[Exercise] An image-free, exact copy of the records below is required.

*** Begin section ***

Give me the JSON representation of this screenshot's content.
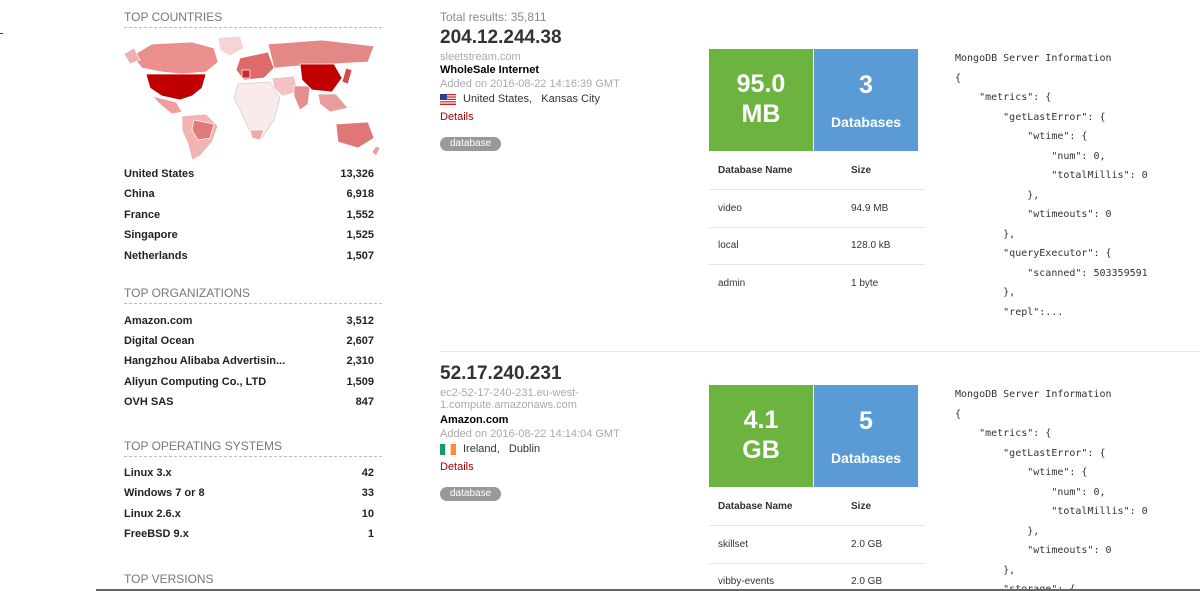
{
  "sidebar": {
    "top_countries": {
      "title": "TOP COUNTRIES",
      "rows": [
        {
          "name": "United States",
          "count": "13,326"
        },
        {
          "name": "China",
          "count": "6,918"
        },
        {
          "name": "France",
          "count": "1,552"
        },
        {
          "name": "Singapore",
          "count": "1,525"
        },
        {
          "name": "Netherlands",
          "count": "1,507"
        }
      ]
    },
    "top_organizations": {
      "title": "TOP ORGANIZATIONS",
      "rows": [
        {
          "name": "Amazon.com",
          "count": "3,512"
        },
        {
          "name": "Digital Ocean",
          "count": "2,607"
        },
        {
          "name": "Hangzhou Alibaba Advertisin...",
          "count": "2,310"
        },
        {
          "name": "Aliyun Computing Co., LTD",
          "count": "1,509"
        },
        {
          "name": "OVH SAS",
          "count": "847"
        }
      ]
    },
    "top_os": {
      "title": "TOP OPERATING SYSTEMS",
      "rows": [
        {
          "name": "Linux 3.x",
          "count": "42"
        },
        {
          "name": "Windows 7 or 8",
          "count": "33"
        },
        {
          "name": "Linux 2.6.x",
          "count": "10"
        },
        {
          "name": "FreeBSD 9.x",
          "count": "1"
        }
      ]
    },
    "top_versions": {
      "title": "TOP VERSIONS"
    }
  },
  "results": {
    "total_label": "Total results: 35,811",
    "items": [
      {
        "ip": "204.12.244.38",
        "hostname": "sleetstream.com",
        "org": "WholeSale Internet",
        "added": "Added on 2016-08-22 14:16:39 GMT",
        "country": "United States",
        "city": "Kansas City",
        "flag": "us-flag",
        "details": "Details",
        "tag": "database",
        "size_value": "95.0",
        "size_unit": "MB",
        "db_count": "3",
        "db_label": "Databases",
        "table_headers": {
          "name": "Database Name",
          "size": "Size"
        },
        "dbs": [
          {
            "name": "video",
            "size": "94.9 MB"
          },
          {
            "name": "local",
            "size": "128.0 kB"
          },
          {
            "name": "admin",
            "size": "1 byte"
          }
        ],
        "json": "MongoDB Server Information\n{\n    \"metrics\": {\n        \"getLastError\": {\n            \"wtime\": {\n                \"num\": 0,\n                \"totalMillis\": 0\n            },\n            \"wtimeouts\": 0\n        },\n        \"queryExecutor\": {\n            \"scanned\": 503359591\n        },\n        \"repl\":..."
      },
      {
        "ip": "52.17.240.231",
        "hostname": "ec2-52-17-240-231.eu-west-1.compute.amazonaws.com",
        "hostname_line1": "ec2-52-17-240-231.eu-west-",
        "hostname_line2": "1.compute.amazonaws.com",
        "org": "Amazon.com",
        "added": "Added on 2016-08-22 14:14:04 GMT",
        "country": "Ireland",
        "city": "Dublin",
        "flag": "ie-flag",
        "details": "Details",
        "tag": "database",
        "size_value": "4.1",
        "size_unit": "GB",
        "db_count": "5",
        "db_label": "Databases",
        "table_headers": {
          "name": "Database Name",
          "size": "Size"
        },
        "dbs": [
          {
            "name": "skillset",
            "size": "2.0 GB"
          },
          {
            "name": "vibby-events",
            "size": "2.0 GB"
          }
        ],
        "json": "MongoDB Server Information\n{\n    \"metrics\": {\n        \"getLastError\": {\n            \"wtime\": {\n                \"num\": 0,\n                \"totalMillis\": 0\n            },\n            \"wtimeouts\": 0\n        },\n        \"storage\": {"
      }
    ]
  },
  "colors": {
    "accent_green": "#6cb33f",
    "accent_blue": "#5b9bd5",
    "details_red": "#aa0000",
    "map_dark": "#c00000",
    "map_light": "#f2b8b8"
  }
}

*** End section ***

[Task result]
Give me the JSON representation of this screenshot's content.
{
  "sidebar": {
    "top_countries": {
      "title": "TOP COUNTRIES",
      "rows": [
        {
          "name": "United States",
          "count": "13,326"
        },
        {
          "name": "China",
          "count": "6,918"
        },
        {
          "name": "France",
          "count": "1,552"
        },
        {
          "name": "Singapore",
          "count": "1,525"
        },
        {
          "name": "Netherlands",
          "count": "1,507"
        }
      ]
    },
    "top_organizations": {
      "title": "TOP ORGANIZATIONS",
      "rows": [
        {
          "name": "Amazon.com",
          "count": "3,512"
        },
        {
          "name": "Digital Ocean",
          "count": "2,607"
        },
        {
          "name": "Hangzhou Alibaba Advertisin...",
          "count": "2,310"
        },
        {
          "name": "Aliyun Computing Co., LTD",
          "count": "1,509"
        },
        {
          "name": "OVH SAS",
          "count": "847"
        }
      ]
    },
    "top_os": {
      "title": "TOP OPERATING SYSTEMS",
      "rows": [
        {
          "name": "Linux 3.x",
          "count": "42"
        },
        {
          "name": "Windows 7 or 8",
          "count": "33"
        },
        {
          "name": "Linux 2.6.x",
          "count": "10"
        },
        {
          "name": "FreeBSD 9.x",
          "count": "1"
        }
      ]
    },
    "top_versions": {
      "title": "TOP VERSIONS"
    }
  },
  "results": {
    "total_label": "Total results: 35,811",
    "items": [
      {
        "ip": "204.12.244.38",
        "hostname": "sleetstream.com",
        "org": "WholeSale Internet",
        "added": "Added on 2016-08-22 14:16:39 GMT",
        "country": "United States",
        "city": "Kansas City",
        "flag": "us-flag",
        "details": "Details",
        "tag": "database",
        "size_value": "95.0",
        "size_unit": "MB",
        "db_count": "3",
        "db_label": "Databases",
        "table_headers": {
          "name": "Database Name",
          "size": "Size"
        },
        "dbs": [
          {
            "name": "video",
            "size": "94.9 MB"
          },
          {
            "name": "local",
            "size": "128.0 kB"
          },
          {
            "name": "admin",
            "size": "1 byte"
          }
        ],
        "json": "MongoDB Server Information\n{\n    \"metrics\": {\n        \"getLastError\": {\n            \"wtime\": {\n                \"num\": 0,\n                \"totalMillis\": 0\n            },\n            \"wtimeouts\": 0\n        },\n        \"queryExecutor\": {\n            \"scanned\": 503359591\n        },\n        \"repl\":..."
      },
      {
        "ip": "52.17.240.231",
        "hostname": "ec2-52-17-240-231.eu-west-1.compute.amazonaws.com",
        "hostname_line1": "ec2-52-17-240-231.eu-west-",
        "hostname_line2": "1.compute.amazonaws.com",
        "org": "Amazon.com",
        "added": "Added on 2016-08-22 14:14:04 GMT",
        "country": "Ireland",
        "city": "Dublin",
        "flag": "ie-flag",
        "details": "Details",
        "tag": "database",
        "size_value": "4.1",
        "size_unit": "GB",
        "db_count": "5",
        "db_label": "Databases",
        "table_headers": {
          "name": "Database Name",
          "size": "Size"
        },
        "dbs": [
          {
            "name": "skillset",
            "size": "2.0 GB"
          },
          {
            "name": "vibby-events",
            "size": "2.0 GB"
          }
        ],
        "json": "MongoDB Server Information\n{\n    \"metrics\": {\n        \"getLastError\": {\n            \"wtime\": {\n                \"num\": 0,\n                \"totalMillis\": 0\n            },\n            \"wtimeouts\": 0\n        },\n        \"storage\": {"
      }
    ]
  },
  "colors": {
    "accent_green": "#6cb33f",
    "accent_blue": "#5b9bd5",
    "details_red": "#aa0000",
    "map_dark": "#c00000",
    "map_light": "#f2b8b8"
  }
}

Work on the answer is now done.